WORK ORDER: Within the records below, filter for lines carrying the word "date" and copy them.

Element data from apps and pages:

══════

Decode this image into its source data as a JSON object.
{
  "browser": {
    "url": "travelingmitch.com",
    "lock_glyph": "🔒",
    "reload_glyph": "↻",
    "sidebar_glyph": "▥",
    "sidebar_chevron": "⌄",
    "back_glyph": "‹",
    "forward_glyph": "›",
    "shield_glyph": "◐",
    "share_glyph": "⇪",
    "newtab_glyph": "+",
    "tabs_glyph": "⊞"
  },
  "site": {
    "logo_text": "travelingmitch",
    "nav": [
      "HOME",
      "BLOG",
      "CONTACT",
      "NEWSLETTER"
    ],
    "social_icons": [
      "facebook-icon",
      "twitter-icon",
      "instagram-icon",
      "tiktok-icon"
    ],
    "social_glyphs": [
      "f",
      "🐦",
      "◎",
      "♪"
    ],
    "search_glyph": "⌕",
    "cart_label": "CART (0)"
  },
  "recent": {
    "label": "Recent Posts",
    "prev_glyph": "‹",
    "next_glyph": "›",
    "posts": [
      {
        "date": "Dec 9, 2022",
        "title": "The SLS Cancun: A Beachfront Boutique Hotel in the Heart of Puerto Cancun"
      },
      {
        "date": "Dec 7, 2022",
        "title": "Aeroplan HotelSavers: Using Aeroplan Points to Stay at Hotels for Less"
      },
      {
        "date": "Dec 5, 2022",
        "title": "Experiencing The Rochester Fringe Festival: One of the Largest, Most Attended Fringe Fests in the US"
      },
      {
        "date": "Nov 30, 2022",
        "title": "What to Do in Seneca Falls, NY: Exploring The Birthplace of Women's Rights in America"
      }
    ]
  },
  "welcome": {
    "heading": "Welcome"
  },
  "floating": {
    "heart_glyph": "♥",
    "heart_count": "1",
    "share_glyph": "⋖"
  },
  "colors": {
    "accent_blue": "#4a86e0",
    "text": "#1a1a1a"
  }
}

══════

RESULT OF THIS TASK:
        "date": "Dec 9, 2022",
        "date": "Dec 7, 2022",
        "date": "Dec 5, 2022",
        "date": "Nov 30, 2022",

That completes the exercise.